June 28, 2021
Everything You Need to Know About Leather
Tasman Leathers of New Zealand is proud to be a member of Leather Naturally, a not-for-profit industry association that promotes sustainably made leather. Leather Naturally aims to create dialogue between leather supply chains, manufacturers and consumers. With this, they ensure that designers, creators and consumers feel informed and inspired by the beauty of sustainable leather.
As part of Leather Naturally’s involvement in educating the industry, they’ve put together a range of informative resources. Their FAQ guide ‘Everything You Need to Know About Leather’ separates the facts from fiction. Below is a summary of the key points you need to know about leather:
Leather is a by-product
The hides and skins of cattle are a by-product of the food industry—animals are not raised to make leather. The demand for animal meat amongst consumers means that leather, as a raw material, is generated renewably. The hides and skins would simply go to landfill if it were not used to make leather.
Leather is recyclable and biodegradable
Leather is known for its quality and durability, both being attributes that have major environmental advantages as leather will last a long time if taken care of. Despite this, leather is also biodegradable due to its makeup of elements that bacteria and fungi like to eat: carbon, nitrogen and oxygen. This means that in a regular landfill, leather will usually biodegrade between 10 and 50 years—much faster than synthetic materials like PVC or polypropylene that can take over 500 years to break down.
Recycled leather is an area that is expanding rapidly as work continues to be done to produce more diverse options. Creative companies are designing products such as carpets built from small pieces of leather, and even leather trimmings get used for stuffing items like punching bags for boxing. New uses are being developed quickly.
Leather doesn’t have a big carbon footprint
An in-depth study carried out by the European Commission assessed the environmental footprint of different products. Their evaluation of bovine leather found that the environmental footprint carry-over from the animal’s lifecycle is as little as 0.42%.
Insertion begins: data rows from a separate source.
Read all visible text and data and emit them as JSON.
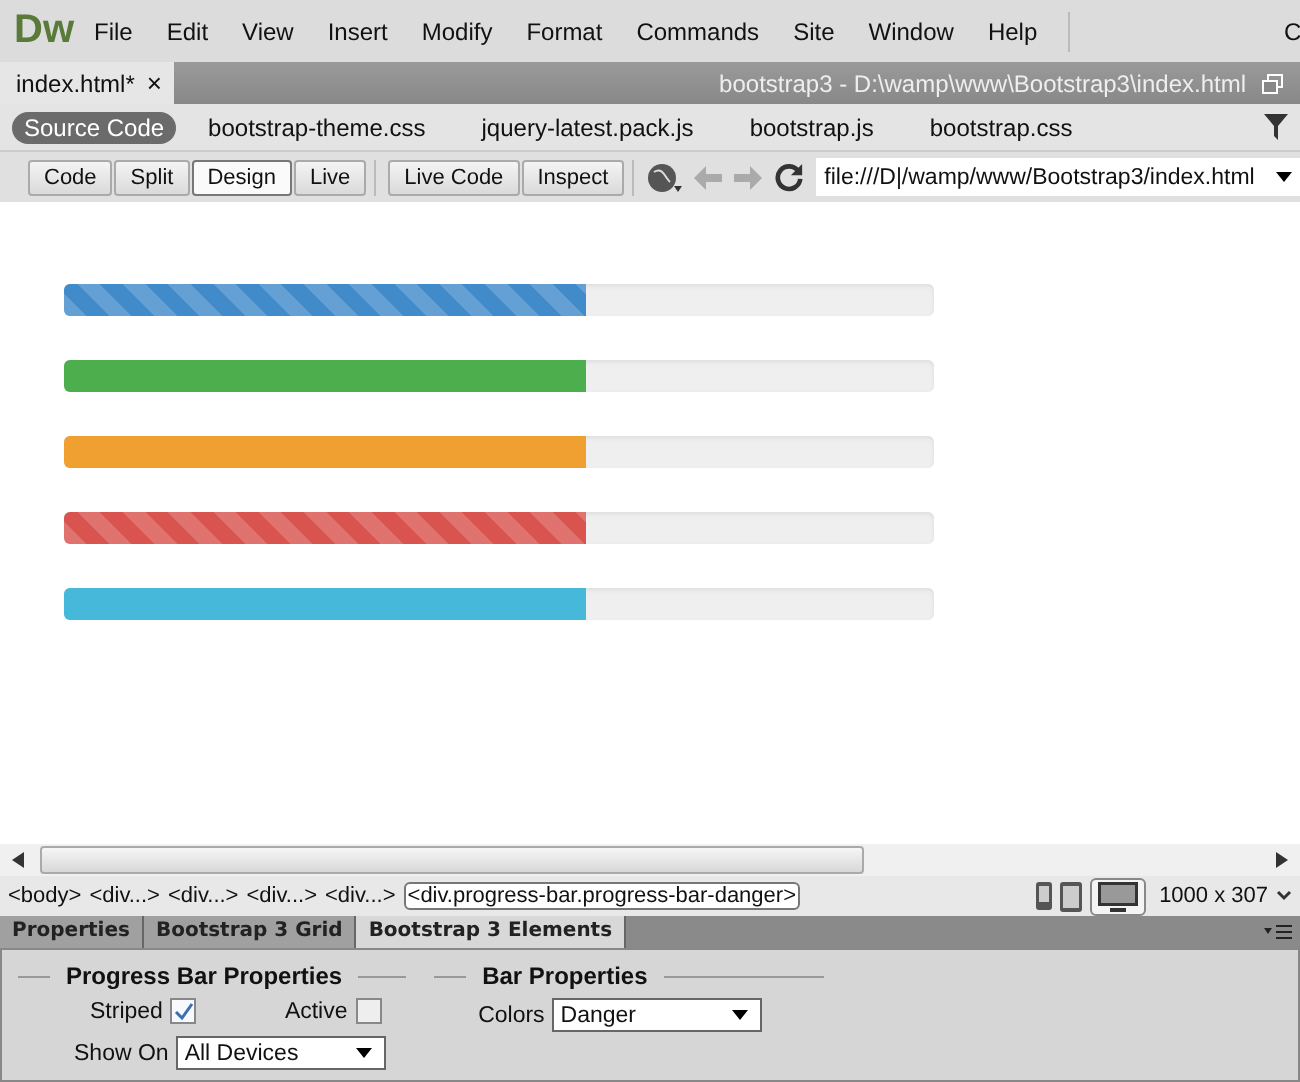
{
  "app_logo": "Dw",
  "menu": [
    "File",
    "Edit",
    "View",
    "Insert",
    "Modify",
    "Format",
    "Commands",
    "Site",
    "Window",
    "Help"
  ],
  "menu_cut": "C",
  "document_tab": {
    "label": "index.html*",
    "close": "×"
  },
  "document_path": "bootstrap3 - D:\\wamp\\www\\Bootstrap3\\index.html",
  "related_files": [
    {
      "label": "Source Code",
      "selected": true
    },
    {
      "label": "bootstrap-theme.css",
      "selected": false
    },
    {
      "label": "jquery-latest.pack.js",
      "selected": false
    },
    {
      "label": "bootstrap.js",
      "selected": false
    },
    {
      "label": "bootstrap.css",
      "selected": false
    }
  ],
  "view_buttons": [
    {
      "label": "Code",
      "selected": false
    },
    {
      "label": "Split",
      "selected": false
    },
    {
      "label": "Design",
      "selected": true
    },
    {
      "label": "Live",
      "selected": false
    }
  ],
  "live_buttons": [
    "Live Code",
    "Inspect"
  ],
  "address": "file:///D|/wamp/www/Bootstrap3/index.html",
  "progress_bars": [
    {
      "color": "#428bca",
      "striped": true,
      "level": 0.6
    },
    {
      "color": "#4cae4c",
      "striped": false,
      "level": 0.6
    },
    {
      "color": "#f0a030",
      "striped": false,
      "level": 0.6
    },
    {
      "color": "#d9534f",
      "striped": true,
      "level": 0.6
    },
    {
      "color": "#46b8da",
      "striped": false,
      "level": 0.6
    }
  ],
  "tag_selector": [
    {
      "label": "<body>",
      "selected": false
    },
    {
      "label": "<div...>",
      "selected": false
    },
    {
      "label": "<div...>",
      "selected": false
    },
    {
      "label": "<div...>",
      "selected": false
    },
    {
      "label": "<div...>",
      "selected": false
    },
    {
      "label": "<div.progress-bar.progress-bar-danger>",
      "selected": true
    }
  ],
  "window_size": "1000 x 307",
  "panel_tabs": [
    {
      "label": "Properties",
      "selected": false
    },
    {
      "label": "Bootstrap 3 Grid",
      "selected": false
    },
    {
      "label": "Bootstrap 3 Elements",
      "selected": true
    }
  ],
  "progress_section": {
    "title": "Progress Bar Properties",
    "striped": {
      "label": "Striped",
      "checked": true
    },
    "active": {
      "label": "Active",
      "checked": false
    },
    "show_on": {
      "label": "Show On",
      "value": "All Devices"
    }
  },
  "bar_section": {
    "title": "Bar Properties",
    "colors": {
      "label": "Colors",
      "value": "Danger"
    }
  }
}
For more informative resources on leather, visit Leather Naturally’s online fact sheets at www.leathernaturally.org/Education/Fact-Sheets/. To find out how Tasman Leathers of New Zealand can work with you, contact us at firstname.lastname@example.org or visit www.tastan.co.nz